I guess you will be wondering what kind of a time I had at Christmas. Well, I was sick all day and things were not very bright. But we had a fairly decent day all the same. A Christmas stocking was given each patient in the morning from The Toronto Patriotic League and then we got a turkey dinner with a Victrola concert in the afternoon. Mrs. Rumble's parcel came Christmas night and was transferred to D.R.S. on Sunday morning and came over here on Tuesday morning. On the car I came over here on last Tuesday, Charlie Scott a member of "B" section came along and was on his way to Canada. He is going on with three others to finish their courses in medicine and come out with commission in R.A.M.C. when they get their degrees M.B. (M.D. ?). The others are Bill Scott, Walter Barnes and Harold Irvine who was in London with me. I told Charles Scott, who is son of Rev. Dr. Scott of Toronto, to phone Orville when he gets there. I had no chance to see any of the other fellows before they left.

I didn't get time to finish this last night so we will try and get it away on the mail tonight. I am off the latrines (?) job and I'm holding down the desk today. I hope I'll get a chance to catch up with my correspondence here. I think I'll stop trying to write to very many and confine myself to about two or three letters a week. A whizbang will have to do any others that want to hear from me.

I just got out of the hospital in Bailleul (?) in time, as the village was shelled on Wednesday and over 100 shells were dropped around the village. One fell about 50 yards from the front of the hospital. There were 18 casualties but only three killed, 2 soldiers and a civilian. None of our boys were hurt. P.P.C.S.I. were just marching through at the time and had to lie in the ditches for a couple of hours.

Things are pretty quiet here now however after the big cannonade (?) we had the Sunday and Monday preceding Christmas. It was north of our lines and none of our brigade was hurt except that the gas the Germans sent over, drifted over part of the line. We were coughing away back at the hospital and were getting pretty husky throats before it cleared away. It was not bad enough back where we were for us to put on our helmets, but up at the front line they had to use theirs and they say they worked like a charm. When the Germans started to charge behind their gas, they didn't get a hundred men over their parapet. The artillery had the range perfectly and just blew them back - and up - so quickly that it was the only attempt they made to come over. Our guns kept at them though and from all accounts will take some few work parties to make their trenches habitable again.
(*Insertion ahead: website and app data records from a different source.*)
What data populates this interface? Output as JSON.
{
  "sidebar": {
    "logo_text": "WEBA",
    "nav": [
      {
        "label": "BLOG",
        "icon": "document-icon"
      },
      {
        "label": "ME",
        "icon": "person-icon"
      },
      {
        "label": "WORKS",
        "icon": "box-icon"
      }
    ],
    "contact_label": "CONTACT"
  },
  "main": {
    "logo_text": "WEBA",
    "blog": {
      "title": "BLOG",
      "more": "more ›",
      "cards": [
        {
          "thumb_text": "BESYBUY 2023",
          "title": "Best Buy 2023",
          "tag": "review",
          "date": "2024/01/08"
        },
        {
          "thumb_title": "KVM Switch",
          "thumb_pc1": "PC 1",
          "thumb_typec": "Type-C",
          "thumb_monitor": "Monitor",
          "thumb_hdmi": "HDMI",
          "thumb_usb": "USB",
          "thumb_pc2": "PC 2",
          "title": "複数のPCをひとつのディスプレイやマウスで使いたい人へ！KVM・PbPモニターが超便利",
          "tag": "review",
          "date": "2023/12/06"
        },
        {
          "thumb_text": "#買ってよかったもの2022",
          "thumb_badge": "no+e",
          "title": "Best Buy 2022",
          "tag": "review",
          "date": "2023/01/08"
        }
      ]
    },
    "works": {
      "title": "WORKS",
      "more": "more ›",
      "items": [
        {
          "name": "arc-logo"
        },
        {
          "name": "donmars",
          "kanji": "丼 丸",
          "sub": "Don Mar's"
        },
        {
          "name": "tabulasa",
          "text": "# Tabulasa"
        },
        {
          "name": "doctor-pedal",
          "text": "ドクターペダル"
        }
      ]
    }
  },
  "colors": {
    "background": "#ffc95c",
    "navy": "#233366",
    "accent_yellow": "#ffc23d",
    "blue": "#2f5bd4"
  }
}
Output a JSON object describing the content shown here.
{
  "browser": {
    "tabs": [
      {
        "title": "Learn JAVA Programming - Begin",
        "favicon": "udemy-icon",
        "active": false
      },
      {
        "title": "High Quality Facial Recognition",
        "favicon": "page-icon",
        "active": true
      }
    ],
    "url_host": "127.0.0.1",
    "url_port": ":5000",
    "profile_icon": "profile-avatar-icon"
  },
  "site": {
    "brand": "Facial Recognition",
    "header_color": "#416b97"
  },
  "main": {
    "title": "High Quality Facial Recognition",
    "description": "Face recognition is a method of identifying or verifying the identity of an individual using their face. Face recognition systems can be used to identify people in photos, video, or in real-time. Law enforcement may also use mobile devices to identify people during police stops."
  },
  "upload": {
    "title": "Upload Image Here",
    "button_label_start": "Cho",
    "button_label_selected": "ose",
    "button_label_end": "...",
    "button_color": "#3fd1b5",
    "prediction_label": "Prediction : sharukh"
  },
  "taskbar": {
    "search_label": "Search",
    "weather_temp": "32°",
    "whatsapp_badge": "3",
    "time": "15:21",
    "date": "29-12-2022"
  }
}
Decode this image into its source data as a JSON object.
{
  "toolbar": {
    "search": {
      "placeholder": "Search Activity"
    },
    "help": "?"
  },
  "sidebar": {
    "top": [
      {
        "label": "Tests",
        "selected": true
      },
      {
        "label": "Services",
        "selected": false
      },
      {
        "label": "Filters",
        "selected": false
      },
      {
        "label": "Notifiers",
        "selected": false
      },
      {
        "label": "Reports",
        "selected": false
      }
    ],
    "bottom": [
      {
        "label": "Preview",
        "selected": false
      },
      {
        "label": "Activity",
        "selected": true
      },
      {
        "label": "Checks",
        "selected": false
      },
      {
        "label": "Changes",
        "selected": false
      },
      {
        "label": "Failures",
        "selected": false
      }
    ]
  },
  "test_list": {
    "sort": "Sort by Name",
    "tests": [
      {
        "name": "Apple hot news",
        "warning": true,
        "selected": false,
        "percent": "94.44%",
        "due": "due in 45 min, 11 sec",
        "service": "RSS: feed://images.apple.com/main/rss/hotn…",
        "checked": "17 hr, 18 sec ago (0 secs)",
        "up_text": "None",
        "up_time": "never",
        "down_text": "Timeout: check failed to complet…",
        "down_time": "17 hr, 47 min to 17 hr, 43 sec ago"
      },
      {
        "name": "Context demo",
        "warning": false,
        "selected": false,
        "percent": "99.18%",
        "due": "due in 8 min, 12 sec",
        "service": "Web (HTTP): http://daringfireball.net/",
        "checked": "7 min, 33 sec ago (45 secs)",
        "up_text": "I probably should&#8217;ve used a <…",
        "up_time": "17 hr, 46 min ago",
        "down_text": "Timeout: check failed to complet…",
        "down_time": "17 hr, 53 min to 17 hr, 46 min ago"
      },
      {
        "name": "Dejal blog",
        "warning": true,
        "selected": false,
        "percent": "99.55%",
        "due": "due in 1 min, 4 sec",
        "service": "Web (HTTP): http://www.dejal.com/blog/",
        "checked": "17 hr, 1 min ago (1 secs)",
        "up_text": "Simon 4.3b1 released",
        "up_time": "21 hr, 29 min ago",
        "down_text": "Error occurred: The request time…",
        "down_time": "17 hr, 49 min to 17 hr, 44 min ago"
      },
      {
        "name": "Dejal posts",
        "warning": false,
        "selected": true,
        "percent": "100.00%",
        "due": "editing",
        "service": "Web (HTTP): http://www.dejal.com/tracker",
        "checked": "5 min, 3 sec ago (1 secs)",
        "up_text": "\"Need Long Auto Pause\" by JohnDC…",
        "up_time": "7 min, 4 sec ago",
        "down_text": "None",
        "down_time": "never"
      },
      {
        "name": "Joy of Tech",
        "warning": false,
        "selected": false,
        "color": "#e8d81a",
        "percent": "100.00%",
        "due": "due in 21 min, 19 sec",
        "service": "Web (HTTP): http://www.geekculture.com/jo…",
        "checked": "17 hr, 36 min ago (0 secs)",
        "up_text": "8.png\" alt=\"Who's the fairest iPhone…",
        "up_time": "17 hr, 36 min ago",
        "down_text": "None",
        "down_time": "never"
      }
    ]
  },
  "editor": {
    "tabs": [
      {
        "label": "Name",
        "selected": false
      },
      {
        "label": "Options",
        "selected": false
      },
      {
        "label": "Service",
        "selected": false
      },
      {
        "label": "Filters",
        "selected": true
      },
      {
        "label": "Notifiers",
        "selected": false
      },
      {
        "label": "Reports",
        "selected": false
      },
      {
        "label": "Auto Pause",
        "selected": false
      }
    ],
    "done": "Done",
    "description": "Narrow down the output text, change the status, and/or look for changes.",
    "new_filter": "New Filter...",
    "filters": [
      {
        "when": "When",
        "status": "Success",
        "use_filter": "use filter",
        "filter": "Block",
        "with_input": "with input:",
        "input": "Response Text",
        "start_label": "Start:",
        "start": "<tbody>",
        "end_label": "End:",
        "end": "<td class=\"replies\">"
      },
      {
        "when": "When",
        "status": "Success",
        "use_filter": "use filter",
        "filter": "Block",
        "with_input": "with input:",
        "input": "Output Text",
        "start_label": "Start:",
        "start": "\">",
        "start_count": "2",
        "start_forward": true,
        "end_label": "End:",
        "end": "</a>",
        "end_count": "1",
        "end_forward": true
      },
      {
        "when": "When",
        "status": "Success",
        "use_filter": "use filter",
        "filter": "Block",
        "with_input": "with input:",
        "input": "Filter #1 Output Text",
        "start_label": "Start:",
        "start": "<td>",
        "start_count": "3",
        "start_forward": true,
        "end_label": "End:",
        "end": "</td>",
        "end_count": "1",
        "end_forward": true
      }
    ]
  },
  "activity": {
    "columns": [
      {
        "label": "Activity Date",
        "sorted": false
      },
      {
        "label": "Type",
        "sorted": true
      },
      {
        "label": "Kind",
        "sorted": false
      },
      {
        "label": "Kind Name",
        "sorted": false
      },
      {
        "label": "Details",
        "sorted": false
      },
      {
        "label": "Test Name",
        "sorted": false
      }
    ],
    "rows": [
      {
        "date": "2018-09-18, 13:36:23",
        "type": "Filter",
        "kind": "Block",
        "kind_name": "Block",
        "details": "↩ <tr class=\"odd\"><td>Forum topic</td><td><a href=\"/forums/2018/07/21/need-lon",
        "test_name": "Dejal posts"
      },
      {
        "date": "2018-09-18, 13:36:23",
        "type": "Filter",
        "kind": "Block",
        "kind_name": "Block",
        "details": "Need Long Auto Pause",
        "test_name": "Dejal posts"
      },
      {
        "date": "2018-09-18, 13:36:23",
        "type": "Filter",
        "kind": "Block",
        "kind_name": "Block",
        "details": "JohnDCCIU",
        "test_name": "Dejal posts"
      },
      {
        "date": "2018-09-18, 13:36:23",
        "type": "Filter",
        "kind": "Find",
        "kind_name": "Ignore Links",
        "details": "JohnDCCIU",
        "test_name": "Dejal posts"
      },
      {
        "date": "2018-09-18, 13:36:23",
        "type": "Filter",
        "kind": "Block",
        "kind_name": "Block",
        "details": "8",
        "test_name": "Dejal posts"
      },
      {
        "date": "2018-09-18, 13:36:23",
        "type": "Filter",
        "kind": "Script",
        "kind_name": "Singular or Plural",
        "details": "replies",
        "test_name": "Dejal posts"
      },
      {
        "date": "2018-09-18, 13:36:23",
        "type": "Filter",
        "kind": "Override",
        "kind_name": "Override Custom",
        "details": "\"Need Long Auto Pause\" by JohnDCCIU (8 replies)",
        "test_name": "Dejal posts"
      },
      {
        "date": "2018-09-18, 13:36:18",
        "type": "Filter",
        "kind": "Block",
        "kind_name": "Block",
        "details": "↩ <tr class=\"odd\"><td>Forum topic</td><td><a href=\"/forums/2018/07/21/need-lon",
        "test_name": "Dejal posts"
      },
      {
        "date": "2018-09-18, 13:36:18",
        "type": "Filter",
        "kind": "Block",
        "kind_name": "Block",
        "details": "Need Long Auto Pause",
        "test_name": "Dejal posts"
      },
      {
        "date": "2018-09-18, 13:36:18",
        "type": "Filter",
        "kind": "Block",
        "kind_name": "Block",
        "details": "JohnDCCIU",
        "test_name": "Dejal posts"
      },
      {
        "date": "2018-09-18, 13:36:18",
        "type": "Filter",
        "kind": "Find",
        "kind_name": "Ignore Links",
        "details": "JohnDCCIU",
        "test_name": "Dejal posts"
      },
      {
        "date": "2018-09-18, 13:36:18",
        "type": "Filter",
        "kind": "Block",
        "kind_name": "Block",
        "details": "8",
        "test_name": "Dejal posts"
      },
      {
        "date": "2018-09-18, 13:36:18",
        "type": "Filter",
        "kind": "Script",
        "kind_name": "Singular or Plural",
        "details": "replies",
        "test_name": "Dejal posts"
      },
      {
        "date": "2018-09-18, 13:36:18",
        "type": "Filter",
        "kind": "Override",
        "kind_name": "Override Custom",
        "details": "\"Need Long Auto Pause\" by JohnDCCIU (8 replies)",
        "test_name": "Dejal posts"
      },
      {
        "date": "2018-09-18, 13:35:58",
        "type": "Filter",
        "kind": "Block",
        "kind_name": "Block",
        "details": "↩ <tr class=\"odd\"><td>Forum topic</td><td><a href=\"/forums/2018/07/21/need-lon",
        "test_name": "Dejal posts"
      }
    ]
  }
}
Be sure and write soon and tell me all about your Christmas etc.

Your loving son,


  1. I'm always amazed by the juxtaposition of the homey domestic details smack up against the death and trauma. I guess that's youth, and the necessity to compartmentalize during war.

  2. Also shows how the horrors of war become normalized, a day to day occurance. Thanks for commenting Mary!